Embarking into the Unknown
Faces of those who are lost stare ahead, each with their own tale and own terrors;
Stories of the past, present, and future; held within tears on silk cheeks.
Quiet determination fills sullen hearts, fear laces through veins—
Will asylum be given as promised? Or are these lives another batch to be caged?
Scores of people stand here, taking the hands of their neighbours while trying to ignore the blood aside.
A mother, a child, a veteran, a victim, a politician, a felon, a worker—
Does any of that matter?
Dow we all not plead equality and second chances, even for the damned?
Are we not all human, regardless of origin, race, or experiences?
Do we all not bleed when shot, cry when lost, die when hung?
See this woman here? Well into her age with two children trailing close behind?
She had lived in abuse, been raped and beat; she is disallowed to even speak.
She clings to her religion, as it is her only salvation,
Yet you judge her for the hijab she wears to protect her own self?
You judge the ceremonial robes she must wear, is beat if she does not?
You dare take outward appearance as gospel?
Or, do you see this child? Painfully skinny and short from malnutrition?
He works, everyday, until he drops dead of exhaustion and is abandoned in the factory.
Why? It’s to send money back home to his family, all dying of cholera.
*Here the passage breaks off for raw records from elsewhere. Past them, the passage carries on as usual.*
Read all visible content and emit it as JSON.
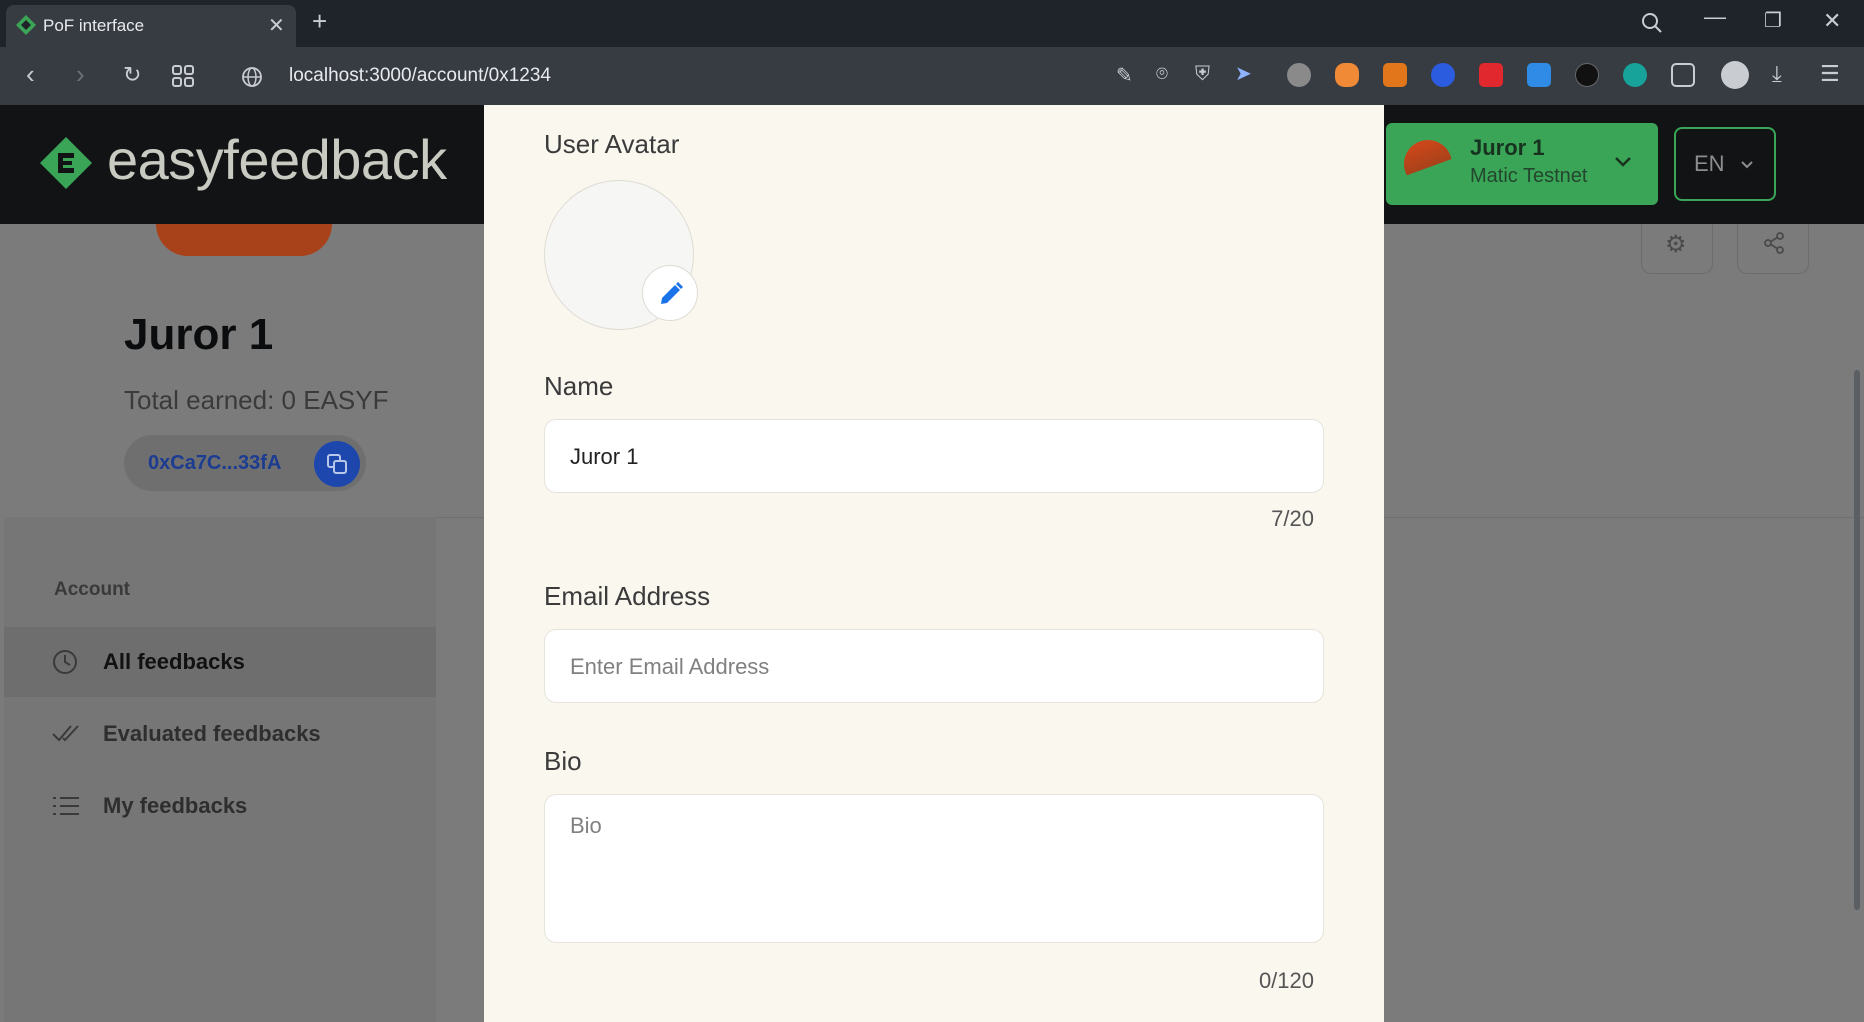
{
  "browser": {
    "tab_title": "PoF interface",
    "url": "localhost:3000/account/0x1234"
  },
  "site": {
    "logo_text": "easyfeedback",
    "wallet": {
      "name": "Juror 1",
      "network": "Matic Testnet"
    },
    "language": "EN"
  },
  "profile": {
    "name": "Juror 1",
    "total_earned": "Total earned: 0 EASYF",
    "address": "0xCa7C...33fA"
  },
  "sidebar": {
    "title": "Account",
    "items": [
      {
        "label": "All feedbacks",
        "icon": "clock-icon",
        "active": true
      },
      {
        "label": "Evaluated feedbacks",
        "icon": "double-check-icon",
        "active": false
      },
      {
        "label": "My feedbacks",
        "icon": "list-icon",
        "active": false
      }
    ]
  },
  "modal": {
    "avatar_label": "User Avatar",
    "name_label": "Name",
    "name_value": "Juror 1",
    "name_counter": "7/20",
    "email_label": "Email Address",
    "email_placeholder": "Enter Email Address",
    "bio_label": "Bio",
    "bio_placeholder": "Bio",
    "bio_counter": "0/120"
  },
  "colors": {
    "brand_green": "#3aa557",
    "accent_blue": "#1d47ad",
    "modal_bg": "#faf7ef"
  }
}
His sister, only eight, is already dead, but he knows not.
His family is too weak to make the journey to freedom, or they are simply too scared of succeeding— to finally make it to the border to be killed at the gates?
So many people making the journey to the unknown;
Wondering if they will make it to a safe haven or die along the way,
Wondering if they actually manage, will they be sent back to die?
Will they be kept in cages like animals, separated from those they love?
But still, they come, embarking into the unknown that has been lined with red;
Some want a better life, for some it is either this or death, for some there is no choice.
And for most? The unknown future is better than the bloodied past.